British mathematician and entrepreneur, Clive Humby coined the phrase “Data is the new oil” in 2006. Fifteen years later, the analogy still holds true. This is especially true for large businesses who often collect their ever-growing data assets into siloed data lakes within several platforms, formats and various Cloud providers, making it challenging to extract value from the data with ease for fast access and analysis.
What if there were a “Google-like,” real-time, distributed query engine that could access your data no matter where it resides, in whatever form it appears in?
That’s the premise behind the founding of Starburst, the fast-growing, Boston-based data access and analytics company based on the Presto open-source SQL query engine originally created by four Facebook data engineers, Martin Traverso, Eric Hwang, Dain Sundstrom and David Phillips. With Presto, “You can query data in other databases, you can query data and other clouds, you can create data anywhere. And that was very unique and very novel. And so, I encouraged my co-founders to turn that into a company with me built around that technology,” says Justin Borgman, Chairman, CEO.
Founded in 2017, Starburst began life with customers and revenue and didn’t initially seek funding. “We started a little bit unusually in that we didn’t raise venture right away. We actually just sold support to existing users of the open-source project to get us off the ground and start to make some money and grow. The first couple of years we grew that way organically,” says Borgman.
Borgman’s co-founders included Traverso, Phillips as well as Matt Fuller, Kamil Bajda-Pawlikowski, Wojciech Biela, Piotr Findeisen, Anu Sudarsan, Grzegorz Kokosiński, Lukasz Osipiuk and Karol Sobczak, providing the start-up with an all-star line-up of data scientists. Sundstrom and Hwang later joined the company reuniting the four original Presto creators.
Today, the 300-person company has greatly expanded its offerings to serve over 150 large, enterprise customers like Comcast, Carrefour, FINRA, Verizon, and VMware to name a few.
They’ve attracted $164 million in venture funding from Andreessen Horowitz, Index Venture, Coatue and Salesforce Ventures, valuing the company at $1.2 billion. “Our valuations are a little crazy right now and we try not to take ourselves too seriously on that front. In fact, we like to call ourselves a workhorse, not a unicorn and have fun with with that,” says Borgman.
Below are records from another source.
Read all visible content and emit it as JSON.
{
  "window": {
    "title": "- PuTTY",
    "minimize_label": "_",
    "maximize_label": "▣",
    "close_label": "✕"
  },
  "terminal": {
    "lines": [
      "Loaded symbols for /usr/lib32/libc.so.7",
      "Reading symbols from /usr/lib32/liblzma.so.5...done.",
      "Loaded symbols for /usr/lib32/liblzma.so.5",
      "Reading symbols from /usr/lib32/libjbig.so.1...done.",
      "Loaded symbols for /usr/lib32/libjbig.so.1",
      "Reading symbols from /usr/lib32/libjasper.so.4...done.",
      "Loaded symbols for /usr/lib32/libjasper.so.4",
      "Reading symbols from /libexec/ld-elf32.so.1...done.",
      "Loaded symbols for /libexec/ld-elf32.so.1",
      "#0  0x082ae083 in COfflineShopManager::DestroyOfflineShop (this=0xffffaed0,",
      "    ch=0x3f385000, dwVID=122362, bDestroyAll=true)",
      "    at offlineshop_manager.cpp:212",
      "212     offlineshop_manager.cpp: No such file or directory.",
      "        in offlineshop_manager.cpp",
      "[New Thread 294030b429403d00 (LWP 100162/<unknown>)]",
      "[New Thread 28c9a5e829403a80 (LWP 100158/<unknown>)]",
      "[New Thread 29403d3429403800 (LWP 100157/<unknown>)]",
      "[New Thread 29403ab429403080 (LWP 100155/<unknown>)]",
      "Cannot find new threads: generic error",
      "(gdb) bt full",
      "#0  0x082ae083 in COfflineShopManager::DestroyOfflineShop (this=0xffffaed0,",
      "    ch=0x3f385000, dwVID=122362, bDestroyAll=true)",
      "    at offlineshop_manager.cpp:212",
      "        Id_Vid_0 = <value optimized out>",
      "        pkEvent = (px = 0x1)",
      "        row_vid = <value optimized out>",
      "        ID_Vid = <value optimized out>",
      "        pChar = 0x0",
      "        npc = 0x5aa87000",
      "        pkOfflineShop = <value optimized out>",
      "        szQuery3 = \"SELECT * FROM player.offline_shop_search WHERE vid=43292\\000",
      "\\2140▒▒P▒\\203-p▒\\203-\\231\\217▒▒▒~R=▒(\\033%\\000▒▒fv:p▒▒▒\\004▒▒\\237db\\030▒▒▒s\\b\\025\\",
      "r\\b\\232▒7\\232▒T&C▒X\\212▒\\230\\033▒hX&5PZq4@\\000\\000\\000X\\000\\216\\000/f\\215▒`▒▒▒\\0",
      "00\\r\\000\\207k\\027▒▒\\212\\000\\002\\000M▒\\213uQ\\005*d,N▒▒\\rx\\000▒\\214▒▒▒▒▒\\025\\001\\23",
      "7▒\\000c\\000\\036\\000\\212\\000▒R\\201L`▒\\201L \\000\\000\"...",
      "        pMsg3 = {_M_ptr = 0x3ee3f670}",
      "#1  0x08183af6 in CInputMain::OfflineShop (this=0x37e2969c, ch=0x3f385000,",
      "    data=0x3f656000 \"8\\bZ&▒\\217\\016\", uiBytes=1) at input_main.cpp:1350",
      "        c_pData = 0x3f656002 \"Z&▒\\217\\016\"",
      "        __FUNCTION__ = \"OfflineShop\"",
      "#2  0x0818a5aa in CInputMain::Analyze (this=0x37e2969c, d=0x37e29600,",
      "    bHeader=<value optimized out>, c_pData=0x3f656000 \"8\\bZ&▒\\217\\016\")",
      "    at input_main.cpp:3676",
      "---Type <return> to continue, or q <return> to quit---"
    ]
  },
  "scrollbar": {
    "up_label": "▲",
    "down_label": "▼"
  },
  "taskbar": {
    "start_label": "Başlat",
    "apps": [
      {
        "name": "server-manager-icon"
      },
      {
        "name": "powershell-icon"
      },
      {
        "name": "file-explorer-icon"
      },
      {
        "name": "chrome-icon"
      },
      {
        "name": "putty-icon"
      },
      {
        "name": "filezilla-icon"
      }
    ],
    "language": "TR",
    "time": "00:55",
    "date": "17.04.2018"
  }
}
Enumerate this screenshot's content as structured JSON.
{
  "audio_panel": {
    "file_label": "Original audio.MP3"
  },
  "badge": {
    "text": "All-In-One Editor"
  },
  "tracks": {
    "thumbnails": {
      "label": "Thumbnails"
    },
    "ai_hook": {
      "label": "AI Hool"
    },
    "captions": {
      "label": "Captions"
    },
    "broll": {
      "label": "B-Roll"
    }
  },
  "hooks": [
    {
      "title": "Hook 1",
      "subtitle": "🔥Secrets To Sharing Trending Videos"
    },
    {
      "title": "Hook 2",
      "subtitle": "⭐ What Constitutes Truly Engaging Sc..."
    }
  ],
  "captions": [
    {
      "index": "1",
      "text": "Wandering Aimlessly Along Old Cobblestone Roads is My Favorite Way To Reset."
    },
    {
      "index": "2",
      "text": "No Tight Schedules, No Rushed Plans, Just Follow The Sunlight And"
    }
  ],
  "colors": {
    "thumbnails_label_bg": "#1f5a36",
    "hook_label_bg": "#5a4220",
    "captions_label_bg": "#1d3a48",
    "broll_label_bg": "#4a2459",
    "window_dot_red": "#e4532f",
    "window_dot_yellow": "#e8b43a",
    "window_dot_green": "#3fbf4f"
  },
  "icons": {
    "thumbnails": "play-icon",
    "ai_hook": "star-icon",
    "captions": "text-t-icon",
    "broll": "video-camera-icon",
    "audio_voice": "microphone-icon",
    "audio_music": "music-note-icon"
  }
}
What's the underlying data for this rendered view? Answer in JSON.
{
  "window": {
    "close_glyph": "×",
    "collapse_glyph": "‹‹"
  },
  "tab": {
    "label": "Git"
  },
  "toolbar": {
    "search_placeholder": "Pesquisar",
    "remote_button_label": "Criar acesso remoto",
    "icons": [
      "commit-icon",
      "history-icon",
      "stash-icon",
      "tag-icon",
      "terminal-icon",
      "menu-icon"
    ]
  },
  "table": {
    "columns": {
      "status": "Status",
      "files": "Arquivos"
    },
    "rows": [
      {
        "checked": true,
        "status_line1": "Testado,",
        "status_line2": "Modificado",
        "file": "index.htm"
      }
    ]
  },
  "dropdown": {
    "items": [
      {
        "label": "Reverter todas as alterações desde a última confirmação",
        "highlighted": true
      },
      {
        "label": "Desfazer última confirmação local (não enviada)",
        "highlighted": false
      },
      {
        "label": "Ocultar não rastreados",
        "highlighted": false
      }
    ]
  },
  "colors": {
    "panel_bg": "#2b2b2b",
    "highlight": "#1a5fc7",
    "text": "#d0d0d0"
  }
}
Starburst, originally named PrestoSQL, rebranded in January 2021 to avoid confusion with other Presto initiatives. The PrestoSQL query engine was itself rebranded as Trino. The Starburst name is a reference to a SQL query called “select star,” which is a search command to bring back everything. “We really liked star as a name just because it’s a reference to anything and everything. The burst piece was a reference that we can retrieve anything really fast. A friend of ours came up with that. We gave him a little bit of stock for thinking about that idea and that was how we came up with the name,” says Borgman.
The company is Borgman’s second big-data software start-up. He founded Hadapt, the industry’s first Big Data analytic platform natively integrating SQL and Apache Hadoop in 2010. The company was acquired by Teradata in July of 2014. “I became a VP there and my job was to figure out the future of data warehousing analytics. And along the way discovered some guys at Facebook who had created a new technology for analysing data at tremendous scale with hundreds of petabytes of data and thousands of users hitting the system at the same time,” says Borgman.
Borgman was born in Chicago but grew up outside of Boston. He went to UMass Amherst for his undergrad degree and Yale for his graduate degree. “That’s actually where I started my first business which was a spin out from the Yale computer science department,” says Borgman. “This is all I’ve ever really wanted to do. What’s exciting about start-ups is it’s an opportunity to change the world in some small way, as corny as that may sound, and that’s exciting.”
He attributes his drive to his mother’s example. “I was very lucky to have an amazing mother who, not only worked exceptionally hard, but is just a very determined, tough, driven human being. She taught me to never give up. And I really believe that start-ups are an endurance sport,” says Borgman.
Starburst recently launched a product called Galaxy, a hosted solution that runs in the cloud. “Our current product prior to Galaxy you deploy, and you can deploy it anywhere. It could be in the cloud, it could be on prem, but you have to manage it. And so, there’s kind of more work, more burden on you as a customer. Whereas Galaxy is just point and click and you’ve got a cluster running,” says Borgman.
He believes this will broaden the market for Starburst substantially. “I think one of our challenges up to this point is that you have to be pretty smart and sophisticated to use this software. Galaxy aims to make it a lot easier so that we can go a little bit down market,” says Borgman.
As for the future for Starburst?
“I want to build a big standalone independent business. [With Starburst] You don’t have to move the data around. You don’t have to ingest it. You don’t have to get it all in one place. You can access it where it lives. And that’s inherently going to give you access to more data. It gives customers access to everything that they have as a business to really draw correlations to find those hidden insights. It can be really valuable,” concludes Borgman.
social experiment by Livio Acerbo #greengroundit #thisisnotapost #thisisart